Trump and Sessions: A Pair of MMJ Adversaries

editorial house of rep
Drop of Light/Shutterstock

In the scheme of national politics, it's almost as if everything is connected; as if actions, decisions, and—yes—even words matter. It's almost as if there are consequences, even on the presidential level.

Earlier this month, when discussing immigrant protections from Haiti, El Salvador, and African countries (as part of a bipartisan deal) President Trump let his true feelings be known. "Why are we having all these people from shithole countries come here?" he asked, according to several people in attendance, as reported by the Washington Post.

President Trump has since come under fire from media and outraged constituents alike, being accused of ignorance, racism, and various degrees of incompetence. The consequences of Trump's comments have been widespread; from world leaders to policy makers to Twitter users, the impact of the infamous "shithole" comment has been felt.

People don't want to visit.
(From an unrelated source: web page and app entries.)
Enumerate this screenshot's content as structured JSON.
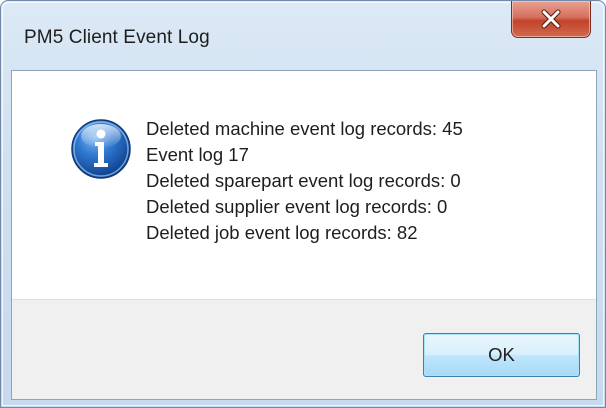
{
  "window": {
    "title": "PM5 Client Event Log",
    "close_icon": "close-icon"
  },
  "dialog": {
    "icon": "information-icon",
    "messages": [
      "Deleted machine event log records:  45",
      "Event log 17",
      "Deleted sparepart event log records:  0",
      "Deleted supplier event log records:  0",
      "Deleted job event log records:  82"
    ]
  },
  "buttons": {
    "ok_label": "OK"
  },
  "colors": {
    "titlebar": "#cfe0f1",
    "close_button": "#c3432b",
    "info_icon": "#1f63b5",
    "button_bar": "#f0f0f0",
    "ok_button_border": "#3c7fb1"
  }
}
Leaders of said "shithole" countries don't want to deal with the current administration. There's a media feud going back and forth between admiration and anguish, tackling topics of political correctness and nationalism. The dumpster fire has been lit.

Now, even the medical marijuana industry has felt the effects of Trump's mouthiness.
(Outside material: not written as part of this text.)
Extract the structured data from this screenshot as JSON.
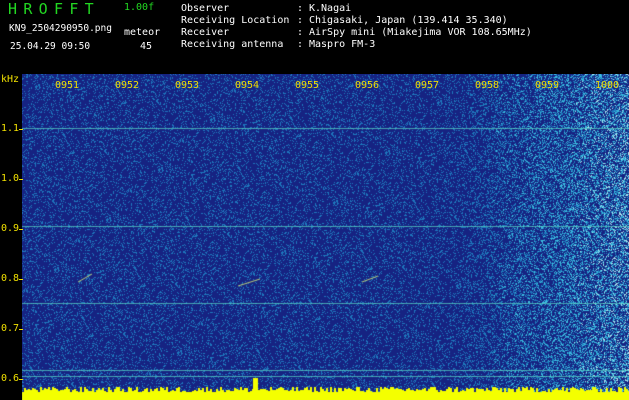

The Breakdown

Essentially, Trump's comments messed up any chances for the Deferred Action for Childhood Arrivals (DACA) deal, which has been the focus of much national attention lately. Medical marijuana protections are a subcategory of said deal. With his comments, the DACA deal was blown up.

Remember the government shutdown? Everything comes full circle.

The specific part of the DACA deal involving MMJ is the Rohrabacher-Blumenauer amendment, which "prevents the Justice Department from prosecuting patients and caregivers in states that have legalized medical marijuana." Since the amendment is a spending measure instead of a law, it has to be voted on annually. The measure prevents the Justice Department from allocating funds to MMJ prosecutions, and this amendment has been protected for four years now.

The budget ran out at the same time as the DACA deal, which proved to be problematic for dreamers and medical marijuana activists alike. Since congressional leaders couldn't come to an agreement, the budget did not pass. Thus, the government shut down.

Much of this ongoing disagreement likely came from Democratic dissent—Republicans needed at least nine senate democrat representatives to vote in favor of the funding measure; after Trump's "shithole" comment, many Democrats were unwilling to move toward consensus.

Part of the conversation regarding the Rohrabacher-Blumenauer amendment is its lack of permanency. Additionally, it does not ensure complete legalization of medical marijuana, it only protects users from federal prosecution via budget. The amendment will likely change form in the upcoming years, as many pro-legalization enthusiasts on both sides of the aisle gain momentum and include recreational marijuana protections as well, hopefully modeled after the Cole Memo.

Still in Session

Trump and Sessions
Brad McPherson / shutterstock
While much of the attention has been on Trump and his comments, it's important to note the ongoing crackdown promises made by Attorney General Jeff Sessions. Sessions has made it abundantly clear that he will not be slowing his anti-marijuana crusade any time soon, even in states that have legalized cannabis.

While Trump's effect involves more trickle-down consequences, Sessions' is very much intentional. Despite Trump's claims during his campaign that his focus would not be on marijuana opposition, Sessions has been actively reaching out to congress, asking for permission to act against cannabis users.

Both, however, are problematic for those waiting, wishing, and hoping for an America free of marijuana-related criminalization. For the time being, medical marijuana is safe. Keep an eye out, though, for updates on national news.